Electricity must be consumed as it is produced. What goes out into motors, air conditioners, and lights, must equal what comes in from power plants—whether coal, nuclear, or solar—every second.
Keeping this system operating is a moment-by-moment challenge. As with everywhere that real-time situational awareness is necessary, the Internet of Things is increasingly playing a role. Consumers are familiar with smart meters, but less-visible advances such as synchrophasors promise to enable a deep and detailed view of the grid.
Anyone who works in the field of power transmission knows IoT is nothing new. The industry has been working on developing its smart grid, based on machine-to-machine (M2M) communication, for years, and, in fact, its experience can inform other industrial IoT efforts.
“We are a system of purpose-built electrical things,” says Alison Silverstein, project manager for the North American Synchrophasor Initiative (NASPI), who sees IoT as an extension of that system that will integrate non-purpose-built devices.
But a lot of the underlying issues and challenges will be the same, she says.
The grid’s challenges
Like a lot of the nation’s infrastructure, the power grid is aging. Seventy percent of transmission lines and transformers are now over 25 years old. This leads to increased outages due to weather – and the number of severe weather events is increasing.
Growth in peak demand has exceeded growth in transmission capacity by 25 percent every year since 1982. The United States grid loses power 285 percent more often than it did in 1984, when record keeping began. Power outages cost businesses in the U.S. as much as $180 billion per year, according to the Electric Research Power Institute (EPRI).
Add in the increasing use of distributed and variable power sources such as wind, solar, and fuel cells in a grid designed for a small number of central power generators, and it’s clear why the system is under stress.
What is needed to effectively manage the grid is situational awareness, in real-time.
A system in darkness
Despite the fact that you can see the wires outside your window, from the point of view of a control room, a lot of the network is in darkness. In many areas, the only way a utility knows of an outage is if someone calls in to report it. And finding the cause requires physical investigation, and can take quite some time.
The advent of smart meters and other sensors is changing this—though more slowly and less completely than is sometimes claimed. Achieving situational awareness will be a long process.

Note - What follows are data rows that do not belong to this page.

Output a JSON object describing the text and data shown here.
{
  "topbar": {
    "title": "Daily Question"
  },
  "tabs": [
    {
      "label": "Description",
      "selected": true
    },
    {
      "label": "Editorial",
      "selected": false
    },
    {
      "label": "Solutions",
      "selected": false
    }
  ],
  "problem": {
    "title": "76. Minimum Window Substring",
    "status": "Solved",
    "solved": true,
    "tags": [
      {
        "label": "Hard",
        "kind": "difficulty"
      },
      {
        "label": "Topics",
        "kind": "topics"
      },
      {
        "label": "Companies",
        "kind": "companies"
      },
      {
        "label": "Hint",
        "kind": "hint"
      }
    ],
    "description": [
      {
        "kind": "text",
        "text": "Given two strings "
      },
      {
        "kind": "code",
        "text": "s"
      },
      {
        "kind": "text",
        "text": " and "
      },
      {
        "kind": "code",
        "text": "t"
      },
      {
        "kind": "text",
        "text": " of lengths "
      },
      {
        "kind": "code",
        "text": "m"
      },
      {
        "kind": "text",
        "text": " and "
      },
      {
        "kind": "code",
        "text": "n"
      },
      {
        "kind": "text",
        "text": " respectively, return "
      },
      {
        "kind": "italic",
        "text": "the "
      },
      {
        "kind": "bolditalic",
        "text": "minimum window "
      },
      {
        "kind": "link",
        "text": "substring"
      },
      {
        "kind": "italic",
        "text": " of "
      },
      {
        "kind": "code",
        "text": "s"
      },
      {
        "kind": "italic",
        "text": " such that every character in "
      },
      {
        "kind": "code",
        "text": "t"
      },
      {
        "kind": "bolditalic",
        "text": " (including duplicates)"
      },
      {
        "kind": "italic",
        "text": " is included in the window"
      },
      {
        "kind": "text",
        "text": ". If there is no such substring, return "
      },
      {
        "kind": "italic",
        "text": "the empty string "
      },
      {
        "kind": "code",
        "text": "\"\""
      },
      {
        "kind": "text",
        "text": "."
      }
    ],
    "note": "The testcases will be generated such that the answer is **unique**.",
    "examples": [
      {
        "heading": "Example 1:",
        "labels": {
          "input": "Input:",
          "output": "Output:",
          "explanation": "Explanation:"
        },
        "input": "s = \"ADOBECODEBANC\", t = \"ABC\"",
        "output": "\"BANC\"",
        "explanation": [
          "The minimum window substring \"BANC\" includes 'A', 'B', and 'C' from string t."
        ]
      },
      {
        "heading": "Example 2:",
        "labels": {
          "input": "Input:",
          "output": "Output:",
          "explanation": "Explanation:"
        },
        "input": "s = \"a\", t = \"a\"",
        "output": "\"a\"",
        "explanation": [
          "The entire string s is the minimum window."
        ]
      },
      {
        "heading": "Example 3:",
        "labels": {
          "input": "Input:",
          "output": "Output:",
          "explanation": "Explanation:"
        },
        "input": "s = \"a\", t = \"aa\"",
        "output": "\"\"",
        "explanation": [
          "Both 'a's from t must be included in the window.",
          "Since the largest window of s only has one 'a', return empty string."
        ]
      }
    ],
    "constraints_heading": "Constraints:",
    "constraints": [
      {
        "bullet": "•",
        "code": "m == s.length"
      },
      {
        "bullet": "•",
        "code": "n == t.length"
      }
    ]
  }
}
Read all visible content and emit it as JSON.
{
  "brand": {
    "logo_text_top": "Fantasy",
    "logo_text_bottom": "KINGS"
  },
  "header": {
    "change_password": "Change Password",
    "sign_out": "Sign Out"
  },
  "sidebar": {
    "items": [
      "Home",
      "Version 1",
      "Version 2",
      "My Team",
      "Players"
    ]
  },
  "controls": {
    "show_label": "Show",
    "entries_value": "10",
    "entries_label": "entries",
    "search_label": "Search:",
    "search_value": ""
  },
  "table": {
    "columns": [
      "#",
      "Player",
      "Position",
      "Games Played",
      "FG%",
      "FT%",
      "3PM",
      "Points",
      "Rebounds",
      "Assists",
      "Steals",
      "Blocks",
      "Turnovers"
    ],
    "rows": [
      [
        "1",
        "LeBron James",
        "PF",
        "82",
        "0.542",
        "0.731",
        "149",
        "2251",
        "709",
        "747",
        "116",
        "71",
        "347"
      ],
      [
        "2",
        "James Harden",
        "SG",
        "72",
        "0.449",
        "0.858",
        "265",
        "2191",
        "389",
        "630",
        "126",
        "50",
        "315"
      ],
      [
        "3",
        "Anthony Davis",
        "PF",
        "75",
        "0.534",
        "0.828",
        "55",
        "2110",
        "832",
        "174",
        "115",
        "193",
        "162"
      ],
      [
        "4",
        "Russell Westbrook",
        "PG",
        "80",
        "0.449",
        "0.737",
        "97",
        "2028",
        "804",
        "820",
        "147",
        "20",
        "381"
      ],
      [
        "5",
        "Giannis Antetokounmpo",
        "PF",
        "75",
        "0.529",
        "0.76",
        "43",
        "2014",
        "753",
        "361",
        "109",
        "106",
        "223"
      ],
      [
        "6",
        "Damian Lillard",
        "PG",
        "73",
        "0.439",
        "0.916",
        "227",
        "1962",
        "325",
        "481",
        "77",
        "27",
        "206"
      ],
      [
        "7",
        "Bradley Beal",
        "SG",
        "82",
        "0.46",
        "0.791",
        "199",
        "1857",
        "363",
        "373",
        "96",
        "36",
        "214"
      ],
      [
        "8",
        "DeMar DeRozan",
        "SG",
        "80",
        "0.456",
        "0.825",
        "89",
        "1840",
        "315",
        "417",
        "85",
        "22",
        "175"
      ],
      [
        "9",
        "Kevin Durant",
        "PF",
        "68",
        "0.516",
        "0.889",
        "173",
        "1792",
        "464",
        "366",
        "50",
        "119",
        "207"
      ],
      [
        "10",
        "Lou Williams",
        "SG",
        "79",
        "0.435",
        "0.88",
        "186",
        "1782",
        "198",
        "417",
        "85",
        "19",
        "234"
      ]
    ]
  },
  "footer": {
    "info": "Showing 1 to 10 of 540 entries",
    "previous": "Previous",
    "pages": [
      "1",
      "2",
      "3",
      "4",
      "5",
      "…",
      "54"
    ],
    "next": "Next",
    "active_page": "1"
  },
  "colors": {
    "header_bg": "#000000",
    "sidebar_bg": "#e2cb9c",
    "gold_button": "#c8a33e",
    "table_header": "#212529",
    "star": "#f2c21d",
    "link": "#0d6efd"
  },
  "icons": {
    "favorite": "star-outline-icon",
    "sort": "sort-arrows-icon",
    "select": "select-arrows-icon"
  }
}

In many IoT applications, it is the consumer-facing devices that get most of the attention, and in power transmission, that is the smart meter, which records consumption at short time intervals and transmits that information wirelessly. Aside from their advantages in automated meter reading and consumption management for homeowners, smart meters supply situational awareness from the consumption side. Previously, it was impossible to see the details of consumption beyond the substation.
But smart meters have also experienced a lot of consumer pushback, focused on RF radiation and privacy concerns. While it might be possible for a smart meter to communicate with smart household devices to reduce consumption at times the grid is unable to supply all the power demanded, this is as yet far off.
Synchrophasors and PMUs
Current technology observes the network roughly every four seconds—which is too slow to respond to many of the events that can affect the system. There has recently been a great deal of innovation in this area, driven by ARRA funding and other support, financial and technical, by the DOE and other agencies.
A synchrophasor is a power system measurement made many times per second, and time-stamped in a way that means that measurements can be synchronized and the shape of any event in space and time can be understood. It can monitor key components of the power system, like voltages, currents, frequency, and rates of change. Synchrophasors are the measurement, and the device that provides them is a Phasor Measurement Unit (PMU).
In the 1990s, PMUs were an interesting research device. Then came the Northeast blackout of 2003, and the realization by investigators that it was impossible to work out the exact sequence of events that had caused the blackout, because the clocks of the various sensors and circuits were not synchronized. Since then, a lot of money and effort has been poured into improving and deploying PMUs to provide a synchronous view.
But if PMUs seem to be technically mature, why are they not yet integral to the real-time operation of the grid?
“Originally we thought all we had to do was to put in the PMUs, and the magic would happen,” says Alison Silverstein, NASPI project manager. “Then you get the devices out there and you realize that communications and data quality are a lot harder than you thought. And then there is the matter of acceptance in the control room of a critical application. We won’t get widespread acceptance in control rooms until we earn it.”
You need more than data
The lesson? Even superb data is not enough on its own. It must feed into a system that accepts it, understands it, and finds the proper use for it. The lessons learned in the course of increasing the intelligence of the smart grid will be useful for other large-scaled IoT implementations.